Send to

Choose Destination
Am J Phys Med Rehabil. 2016 Jan;95(1):39-46. doi: 10.1097/PHM.0000000000000328.

Association Between Sagittal Balance and Scoliosis in Patients with Parkinson Disease: A Cross-sectional Study.

Author information

From the Casa di Cura Domus Salutis, Brescia, Italy (LB); LARIN: Neuromuscular and Adapted Physical Activity Laboratory, Brescia, Italy (LB, MG); ISICO (Italian Scientific Spine Institute), Milan, Italy (SD, FZ); Department of Clinical and Experimental Sciences, University of Brescia, Brescia, Italy (MG, SN); and IRCCS Don Gnocchi Foundation, Milan, Italy (JHV, SN).



The aim of this study was to describe the association between scoliosis and sagittal balance parameters in Parkinson disease patients.


This is a cross-sectional study.


Fifty percent of the cohort presented a scoliosis larger than 11 degrees; 84% of the patients with scoliosis presented a thoracolumbar curve, 10% presented a thoracic one, and 6% presented a lumbar one.
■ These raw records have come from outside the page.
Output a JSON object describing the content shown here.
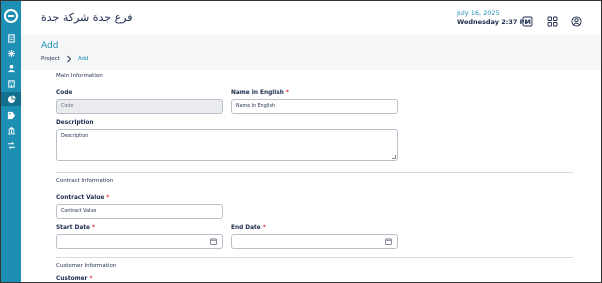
{
  "header": {
    "org_name": "فرع جدة شركة جدة",
    "date": "July 16, 2025",
    "day_time": "Wednesday  2:37 PM",
    "icons": [
      "checklist-icon",
      "apps-grid-icon",
      "user-account-icon"
    ]
  },
  "sidebar": {
    "logo": "app-logo",
    "icons": [
      "document-icon",
      "snowflake-icon",
      "person-icon",
      "building-icon",
      "pie-chart-icon",
      "tag-icon",
      "bank-icon",
      "swap-icon"
    ],
    "active_index": 4
  },
  "page": {
    "title": "Add",
    "breadcrumb": [
      "Project",
      "Add"
    ]
  },
  "form": {
    "main_section": "Main Information",
    "code_label": "Code",
    "code_placeholder": "Code",
    "name_en_label": "Name In English",
    "name_en_placeholder": "Name In English",
    "description_label": "Description",
    "description_placeholder": "Description",
    "contract_section": "Contract Information",
    "contract_value_label": "Contract Value",
    "contract_value_placeholder": "Contract Value",
    "start_date_label": "Start Date",
    "end_date_label": "End Date",
    "customer_section": "Customer Information",
    "customer_label": "Customer",
    "required_mark": "*"
  },
  "colors": {
    "accent": "#1d8fb3",
    "sidebar": "#1d8fb3",
    "required": "#e0303a",
    "text": "#1d2b4f"
  }
}
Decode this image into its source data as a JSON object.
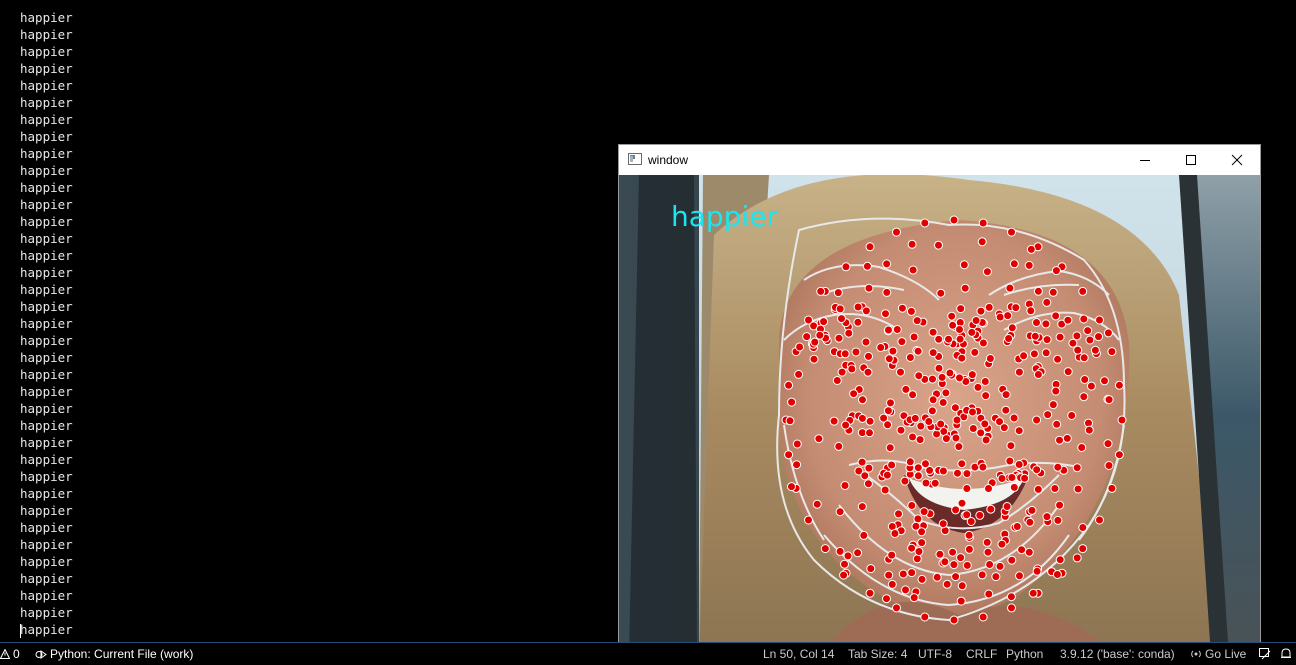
{
  "terminal": {
    "lines": [
      "happier",
      "happier",
      "happier",
      "happier",
      "happier",
      "happier",
      "happier",
      "happier",
      "happier",
      "happier",
      "happier",
      "happier",
      "happier",
      "happier",
      "happier",
      "happier",
      "happier",
      "happier",
      "happier",
      "happier",
      "happier",
      "happier",
      "happier",
      "happier",
      "happier",
      "happier",
      "happier",
      "happier",
      "happier",
      "happier",
      "happier",
      "happier",
      "happier",
      "happier",
      "happier",
      "happier",
      "happier"
    ]
  },
  "window": {
    "title": "window",
    "overlay_label": "happier",
    "overlay_color": "#19e6f0",
    "landmark_color": "#e00000",
    "mesh_color": "#e8e8e8",
    "controls": [
      "minimize-icon",
      "maximize-icon",
      "close-icon"
    ]
  },
  "statusbar": {
    "problems_count": "0",
    "run_config": "Python: Current File (work)",
    "cursor_position": "Ln 50, Col 14",
    "indent": "Tab Size: 4",
    "encoding": "UTF-8",
    "eol": "CRLF",
    "language": "Python",
    "interpreter": "3.9.12 ('base': conda)",
    "go_live": "Go Live"
  }
}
The group with scoliosis curves presented a lower spinosacral angle (111.6 [21.9] degrees vs. 121.7 [9.8] degrees, P < 0.05), whereas thoracic kyphosis, lumbar lordosis, and spinopelvic angle were similar. Pelvic incidence, pelvic tilt, and sacral slope were not statistically different. In the scoliosis group, the authors found negative correlations for lumbar lordosis/spinopelvic angle, sacral slope/spinosacral angle, and lumbar lordosis/pelvic tilt. Moreover, the sacral slope/pelvic tilt correlation was positive in patients without scoliosis and negative in others. The two groups did not present differences regarding age, years of disease, Hoehn-Yahr score, and Unified Parkinson Disease Rating Scale-motor section.


Pelvic parameters were similar in the two groups, whereas spinosacral angle was lower in patients with scoliosis. The prevalence of scoliosis in Parkinson disease was higher than what was previously described and the thoracolumbar spine was the mostly affected.

[Indexed for MEDLINE]

Supplemental Content

Full text links

Icon for Wolters Kluwer
Loading ...
Support Center